18. “I DONT WANT 2 B UR FRIEND” by Devon: The new single from music mastermind Devon wastes no time. Right from the start, it explodes into this massive wall of sound, an arrangement thrumming and bursting with indie-rock rhythms and sugary electro-pop beats.
19. “Shy” by The Big Takeover: Every single song from New York reggae band The Big Takeover is a dream, but their newest single hearkens back to the days of 60s fun and sunshine. It’s a quick-swinging retro romp pulsing and pounding with percussion, aided by cool vocals and a zippy brass section.
20. “Nothing Has To Be True” by First Aid Kit: Off their 2018 album, “Nothing Has To Be True” is a heartbreaking work of genius from Swedish folk duo First Aid Kit. It takes its time growing from a minimalist base to an emotional gut-punch, but both sides of the spectrum here are a masterclass in infusing meaning and feeling into music.
21. “Dream On My Baby” by Dom Louis: Elusive new singer-songwriter Dom Louis is writing us lullabies. On his debut single, he offers a lovely and loving ballad built on acoustic strumming, distant string swells, and his hazy vocals.
22. “Lita’s Place” by Exiled: Roaring from the get-go, the new single from UK alt-rockers Exiled is a killer example of indie-rock. It’s the kind of song that’ll have you drumming on your thighs, banging your head, and belting at the top of your lungs, but there are gentler moments too where things turn tender before the arrangement is sent yelling once again.
23. “Bitter Winter” by Erin Anne: LA rocker Erin Anne has mastered her art.
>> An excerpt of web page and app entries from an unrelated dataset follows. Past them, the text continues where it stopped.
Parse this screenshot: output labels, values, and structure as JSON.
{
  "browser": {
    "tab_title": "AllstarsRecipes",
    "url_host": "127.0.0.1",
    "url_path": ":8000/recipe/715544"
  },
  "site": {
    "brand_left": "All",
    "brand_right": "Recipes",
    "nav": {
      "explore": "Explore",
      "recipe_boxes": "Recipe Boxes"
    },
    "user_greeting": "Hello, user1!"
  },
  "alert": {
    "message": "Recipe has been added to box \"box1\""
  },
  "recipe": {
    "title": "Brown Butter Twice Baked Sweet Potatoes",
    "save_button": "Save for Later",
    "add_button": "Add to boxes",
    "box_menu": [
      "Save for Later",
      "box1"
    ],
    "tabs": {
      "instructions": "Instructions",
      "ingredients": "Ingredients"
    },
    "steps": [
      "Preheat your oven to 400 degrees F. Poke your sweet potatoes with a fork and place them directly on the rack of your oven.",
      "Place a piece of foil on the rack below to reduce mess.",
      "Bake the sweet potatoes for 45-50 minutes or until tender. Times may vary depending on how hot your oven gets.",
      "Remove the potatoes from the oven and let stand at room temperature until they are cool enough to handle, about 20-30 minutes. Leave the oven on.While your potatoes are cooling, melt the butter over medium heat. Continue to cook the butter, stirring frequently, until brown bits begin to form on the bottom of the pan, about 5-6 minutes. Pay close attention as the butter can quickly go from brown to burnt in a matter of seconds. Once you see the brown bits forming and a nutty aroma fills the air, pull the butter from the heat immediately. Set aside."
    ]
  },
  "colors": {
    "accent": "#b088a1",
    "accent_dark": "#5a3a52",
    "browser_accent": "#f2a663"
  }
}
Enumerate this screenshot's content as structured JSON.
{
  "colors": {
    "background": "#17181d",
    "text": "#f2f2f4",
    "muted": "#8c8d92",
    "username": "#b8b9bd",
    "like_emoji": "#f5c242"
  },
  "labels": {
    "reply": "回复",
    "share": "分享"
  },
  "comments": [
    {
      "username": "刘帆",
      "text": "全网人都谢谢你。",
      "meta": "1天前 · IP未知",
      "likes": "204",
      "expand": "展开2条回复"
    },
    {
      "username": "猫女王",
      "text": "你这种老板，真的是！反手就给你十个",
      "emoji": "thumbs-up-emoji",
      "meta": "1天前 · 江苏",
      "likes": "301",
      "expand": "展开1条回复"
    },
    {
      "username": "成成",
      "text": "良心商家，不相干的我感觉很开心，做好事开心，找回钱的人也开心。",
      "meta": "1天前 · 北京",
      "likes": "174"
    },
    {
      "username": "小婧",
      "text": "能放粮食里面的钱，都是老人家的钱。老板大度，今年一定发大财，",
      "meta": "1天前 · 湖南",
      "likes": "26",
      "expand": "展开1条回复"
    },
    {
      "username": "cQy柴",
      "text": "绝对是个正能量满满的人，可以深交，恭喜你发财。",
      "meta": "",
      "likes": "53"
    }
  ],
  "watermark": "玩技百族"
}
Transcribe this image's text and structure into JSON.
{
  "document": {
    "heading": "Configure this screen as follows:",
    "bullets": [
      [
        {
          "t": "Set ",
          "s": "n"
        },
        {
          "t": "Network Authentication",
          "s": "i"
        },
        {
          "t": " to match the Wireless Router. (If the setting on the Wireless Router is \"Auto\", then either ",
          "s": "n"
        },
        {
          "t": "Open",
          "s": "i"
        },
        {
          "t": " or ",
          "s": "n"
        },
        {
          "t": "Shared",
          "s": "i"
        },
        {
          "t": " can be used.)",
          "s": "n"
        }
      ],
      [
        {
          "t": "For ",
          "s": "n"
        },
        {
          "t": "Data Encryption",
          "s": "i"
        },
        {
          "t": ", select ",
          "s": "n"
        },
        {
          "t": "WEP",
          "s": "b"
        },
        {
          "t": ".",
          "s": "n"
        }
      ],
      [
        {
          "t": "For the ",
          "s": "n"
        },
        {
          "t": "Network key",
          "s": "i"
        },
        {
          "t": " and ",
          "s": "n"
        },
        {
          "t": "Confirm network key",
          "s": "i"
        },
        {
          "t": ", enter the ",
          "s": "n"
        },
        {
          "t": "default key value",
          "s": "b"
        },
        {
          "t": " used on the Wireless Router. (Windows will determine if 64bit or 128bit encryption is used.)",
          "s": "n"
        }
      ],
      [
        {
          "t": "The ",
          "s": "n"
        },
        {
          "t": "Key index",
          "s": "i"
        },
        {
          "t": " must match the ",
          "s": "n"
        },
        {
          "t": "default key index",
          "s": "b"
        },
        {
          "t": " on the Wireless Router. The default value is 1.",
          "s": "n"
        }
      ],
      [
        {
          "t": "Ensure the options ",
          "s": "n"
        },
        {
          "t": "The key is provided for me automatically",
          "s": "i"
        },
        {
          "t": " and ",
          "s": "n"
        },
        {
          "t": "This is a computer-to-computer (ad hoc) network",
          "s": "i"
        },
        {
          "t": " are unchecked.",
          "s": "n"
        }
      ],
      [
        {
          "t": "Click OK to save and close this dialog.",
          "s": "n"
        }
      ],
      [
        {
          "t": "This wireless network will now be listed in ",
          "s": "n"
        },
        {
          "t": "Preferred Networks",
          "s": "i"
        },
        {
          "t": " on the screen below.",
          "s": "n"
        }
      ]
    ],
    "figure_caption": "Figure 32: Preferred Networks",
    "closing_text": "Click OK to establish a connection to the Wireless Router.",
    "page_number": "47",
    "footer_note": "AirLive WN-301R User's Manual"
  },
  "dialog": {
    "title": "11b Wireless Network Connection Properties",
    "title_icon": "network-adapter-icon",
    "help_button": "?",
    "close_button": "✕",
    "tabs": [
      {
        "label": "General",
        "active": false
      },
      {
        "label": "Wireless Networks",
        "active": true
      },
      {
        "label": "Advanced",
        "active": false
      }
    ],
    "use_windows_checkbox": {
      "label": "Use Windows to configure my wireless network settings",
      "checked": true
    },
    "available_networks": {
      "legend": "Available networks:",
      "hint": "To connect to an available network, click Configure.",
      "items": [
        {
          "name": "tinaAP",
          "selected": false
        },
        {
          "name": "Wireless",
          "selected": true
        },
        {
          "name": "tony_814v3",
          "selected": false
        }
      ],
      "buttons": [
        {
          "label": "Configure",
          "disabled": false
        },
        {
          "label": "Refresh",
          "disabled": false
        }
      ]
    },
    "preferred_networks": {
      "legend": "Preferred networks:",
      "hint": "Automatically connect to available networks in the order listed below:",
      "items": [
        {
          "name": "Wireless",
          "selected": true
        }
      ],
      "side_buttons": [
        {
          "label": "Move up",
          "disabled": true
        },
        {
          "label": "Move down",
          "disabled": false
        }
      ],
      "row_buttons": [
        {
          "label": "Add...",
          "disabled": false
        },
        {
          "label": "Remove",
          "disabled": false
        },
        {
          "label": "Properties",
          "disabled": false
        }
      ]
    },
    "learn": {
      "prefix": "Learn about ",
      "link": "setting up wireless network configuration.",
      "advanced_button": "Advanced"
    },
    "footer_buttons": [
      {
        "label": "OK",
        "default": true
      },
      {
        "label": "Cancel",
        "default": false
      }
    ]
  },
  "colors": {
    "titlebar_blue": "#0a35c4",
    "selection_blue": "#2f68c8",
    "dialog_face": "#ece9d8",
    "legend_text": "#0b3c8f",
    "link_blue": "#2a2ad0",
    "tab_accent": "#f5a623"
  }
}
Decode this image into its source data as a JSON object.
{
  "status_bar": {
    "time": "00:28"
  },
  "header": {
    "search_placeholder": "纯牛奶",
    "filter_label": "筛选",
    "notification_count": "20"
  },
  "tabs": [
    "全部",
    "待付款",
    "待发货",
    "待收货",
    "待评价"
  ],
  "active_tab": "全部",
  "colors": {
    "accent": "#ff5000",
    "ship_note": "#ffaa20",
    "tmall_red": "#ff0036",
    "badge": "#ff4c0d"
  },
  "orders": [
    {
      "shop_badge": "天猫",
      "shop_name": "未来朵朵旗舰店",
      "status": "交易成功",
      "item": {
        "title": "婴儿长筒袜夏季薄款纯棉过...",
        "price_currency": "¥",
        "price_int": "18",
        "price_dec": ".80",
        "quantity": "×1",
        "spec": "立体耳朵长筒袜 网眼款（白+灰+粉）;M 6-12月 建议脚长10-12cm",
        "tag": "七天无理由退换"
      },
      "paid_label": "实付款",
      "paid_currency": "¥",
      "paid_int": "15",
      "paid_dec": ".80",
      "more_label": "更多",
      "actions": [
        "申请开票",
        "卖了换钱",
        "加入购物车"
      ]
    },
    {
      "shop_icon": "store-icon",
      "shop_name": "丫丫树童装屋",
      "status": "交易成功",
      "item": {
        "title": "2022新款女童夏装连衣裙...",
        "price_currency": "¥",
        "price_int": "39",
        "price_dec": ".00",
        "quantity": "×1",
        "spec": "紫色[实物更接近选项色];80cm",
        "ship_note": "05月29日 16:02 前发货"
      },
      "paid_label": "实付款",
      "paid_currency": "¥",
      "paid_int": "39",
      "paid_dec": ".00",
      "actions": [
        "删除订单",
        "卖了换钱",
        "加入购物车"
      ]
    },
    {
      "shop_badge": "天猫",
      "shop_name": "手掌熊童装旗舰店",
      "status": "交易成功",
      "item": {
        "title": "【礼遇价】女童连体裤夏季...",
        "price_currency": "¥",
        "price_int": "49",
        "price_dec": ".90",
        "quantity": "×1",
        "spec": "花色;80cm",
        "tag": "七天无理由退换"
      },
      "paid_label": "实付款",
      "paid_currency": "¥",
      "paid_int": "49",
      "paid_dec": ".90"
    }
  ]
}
She knows exactly what she wants to do with her work, so each release, including “Bitter Winter,” is a dynamic smash of fuzzy lo-fi production propelled forward by Erin’s searing rock skill and sugary-sweet rebellion.
24. “I Think I’ll Just Stay Here And Drink” by Merle Haggard: One of the most prolific country crooners, Merle could have had any tune on this list, but we’ve been stuck on this one. It’s got the goods — those wailing keys, his gritty vocals, and a whole lot of flavorful country twang.
25. “Flowerdust” by Hajk: If you’re not listening closely enough, you might think “Flowerdust” was one of Lake Street Dive’s softer songs, but it’s not — it’s a stunning effort from Norwegian indie band Hajk. The whole composition is lush, led by shimmering percussion and dreamy vocals, each element joining to deliver something supremely special.